In the Feri tradition, Passion appears as one of the principles on the Iron Pentacle, a constellation of qualities acknowledged as potentially threatening. (Love appears separately, on the Pearl Pentacle.) Feri respects the Dark aspects of the Iron qualities, yet insists that progression along the spiritual path requires encountering “society’s Shadows.” (The rough time many students have with the Iron Pentacle curriculum testifies to its Power. The class has a high drop out rate. Few can stare into the face of the Shadow without blinking.)
So, we find another juicy paradox: one person’s virtue makes another’s vice. For myself, in thinking about Passion, I can see it like the wind. A breeze can cool us on a hot day or delight us by lifting our kite; a stronger one, on the other hand, can blow our house down. (I’m obviously being affected by living on the north side of the Coachella Valley, where the westerlies snake through the San Gorgonio pass and howl all night long.)
Tchaikovsky, whose spirit soared on heights of rapturous music, but also crashed tragically to earth, makes an apt exemplar of Passion. Only recently have Russian scholars acknowledged that Piotr Tchaikovsky was gay, suffering a typically closeted, self-tortured existence in a country where homosexuality was neither legal nor respectable. Tchaikovsky struggled with his “disposition,” as he called it, and even married for a brief (and disastrous) time.
Some might argue that by sublimating his feelings of Love, they transformed into an intense Passion that fueled Tchaikovsky’s music, whose expressiveness is praised to this day. According to historian Rictor Norton, gays fans especially hear in it the “longing and despair of homosexual angst in a homophobic world.” In particular, the Symphonie Pathétique, performed in public just days before Tchaikovsky’s mysterious death, evokes this sense of powerful hidden emotions:
There is a similar argument about the truth behind Tchaikovsky’s sixth and last symphony, the Pathétique, which some find profoundly enigmatic and some find profoundly self-revealing: a longing to reveal something, a sense of tragic destiny, a struggle for happiness defeated by implacable ‘fate’, i.e. oppression, a union of defiance and despair with which many gay men have identified at least until the 1970s.
And so we arrive at Passion’s Shadow.
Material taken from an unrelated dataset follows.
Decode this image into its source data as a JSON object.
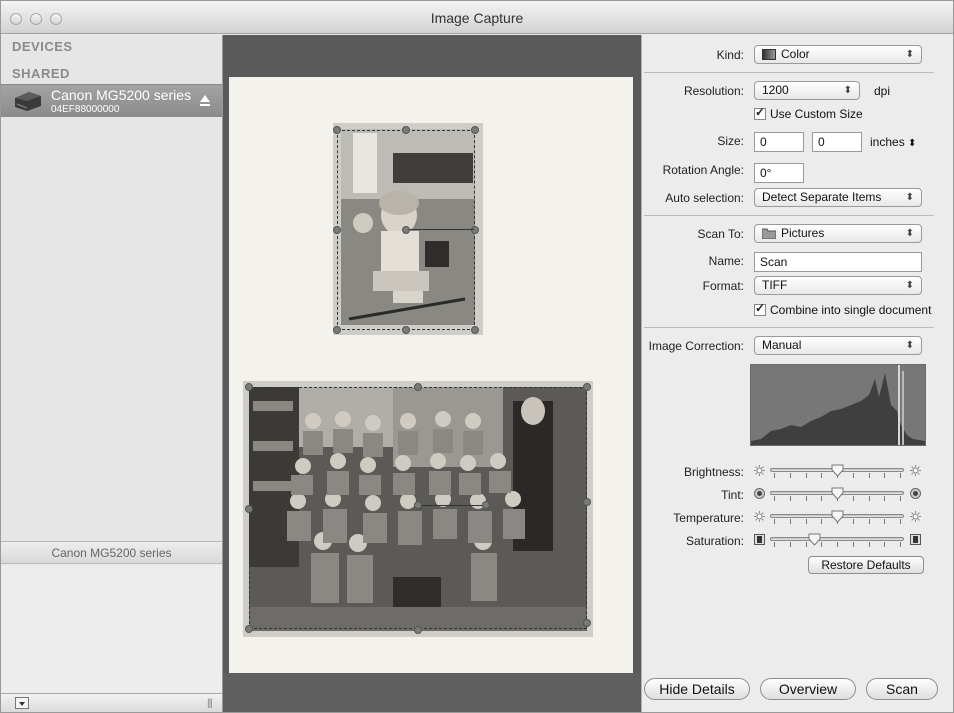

In his fascinating essay, Norton explains that Tchaikovsky’s rapid decline and death nine days after the performance of Symphony No. 6 was blamed on cholera, supposedly contracted during a very public and deliberate drinking of a glass of unboiled water. (Medically, I find this fishy: The known incubation period for cholera is longer than the time between the drinking and the death.) Scholars now believe Tchaikovsky drank a fatal dose of arsenic in an honor suicide, pressed upon him by colleagues upset at Tchaikovsky’s indiscretions with an aristocrat’s nephew. Keeping his Love partly in the Shadows, the crucible transformed the Love into Passion, fueling triumphant music, a tortured life, a tragic death. (See our vistation to the Jewish virtue of Aymah for further explorations on this theme.)
But to dwell on these Dark aspects of Tchaikovsky’s life and music would be wrong, for he left us a legacy of sumptuous, transcendent music that, if not immortal, will surely let his brilliance shine for centuries to come. And that, my friends, is the Light of Passion. So, when you have a few minutes, think on his story, listen to his Passion, sit with him for a moment in it, and move forward from the light of Passion, to the light of Compassion..
May we see the gates of Passion, and perhaps make a home there.